It is our duty to do everything we can to right wrongs, to deliver from the abyss of despair those lives that are otherwise destined to be lost.

I hope the Northern Territory Royal Commission will provide the call for long overdue big picture reforms that redress the deprivations in the homeland communities. This means understanding that one government after another has been responsible for the degradation of these communities, and not only of the denying them of the equivalency of social assets to that of non-Aboriginal communities but also of the stripping of their social assets.

We hear of this business of 70 and 80 and 90 and 100 services in communities of 1,000 or so residents but an abundance of services is not what I have seen in any community. I have travelled to hundreds of communities and towns. Toomelah in NSW and Roebourne in Western Australia have both been identified as communities that are flush with services but which remain with overall negative outcomes. I know both these townships and I have walked their streets, their neighbourhoods, their main precincts, and no way will I support the claim that there are 100 services. An individual government-sponsored or funded offering a number of services can only be in the one place at a time. One cannot attend to the needs of the many vulnerable at the same time. Someone in a part-time position and limited to a job title but without any other funding to do else other than ‘talk’ or ‘handout’ pamphlets is not a ‘service’. The propaganda of a full suite of services in these depleted communities has been soaked up as the Gospel by the nation.

Failure is persistent when lies are persisted with. Subsequently, failure is blamed on the community.

The recommendations from the Royal Commission into Aboriginal Deaths in Custody must be implemented and they will enable an increase in Aboriginal and Torres Strait Islanders in workforces and in leadership roles; with all this reducing some of the power imbalances exerted by White Privilege. The Custody Notification Service still awaits a national roll-out and governments dawdle despite the efforts of some government ministers. However we need royal commissions, with the widest remit, to galvanise these steps in the right direction because they are not happening otherwise. We need royal commissions that will call for the rightful establishment of quality social assets in homeland communities throughout the nation. We also need for the national curricula of schools and universities to include the history of this nation in all its detail, to validate every citizen of this nation poly-culturally. We need royal commissions that will galvanise the turning around of the lives of the souls that languish in our prisons, who come out worse than when they went in, who are more vulnerable to suicide and unnatural causes of death than during any period prior and during their incarceration.

The Australian Law Reform Commission will be well-meaning but only royal commissions with unlimited remit and with the salt of the earth steering are the only remaining shot that now hundreds of thousands of souls can invest hope in. All the rest is waiting for the incremental and piecemeal offerings, noting that in general the incremental is forever outstripped by widening divides.

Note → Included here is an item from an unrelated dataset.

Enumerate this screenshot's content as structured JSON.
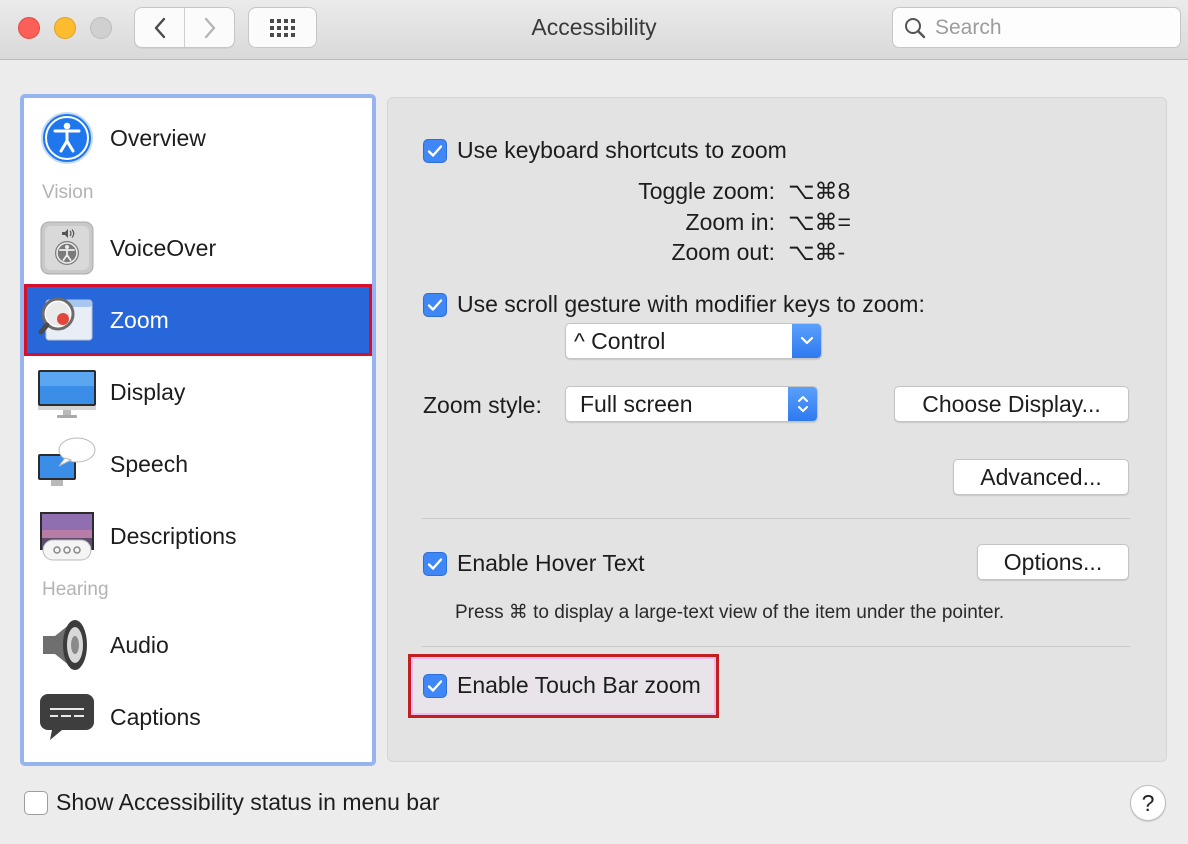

Five years ago we had the ‘Doing time – Time for Doing’ report and the majority of its simple reforms have not been implemented. This report called for more investment in diversionary programs and for the remaining recommendations from the Royal Commission into Aboriginal Deaths in Custody to be implemented. Less than half the recommendations have been implemented in NSW and Victoria while the more west we journey even less recommendations have been implemented, as low as ten per cent in Western Australia. I am not going to write about all the other reports  other than to note that even with all these reports combined and even if all the recommendations were implemented there would not be a radical reduction in child removals and incarceration and suicide rates and nor with all else that remains grim.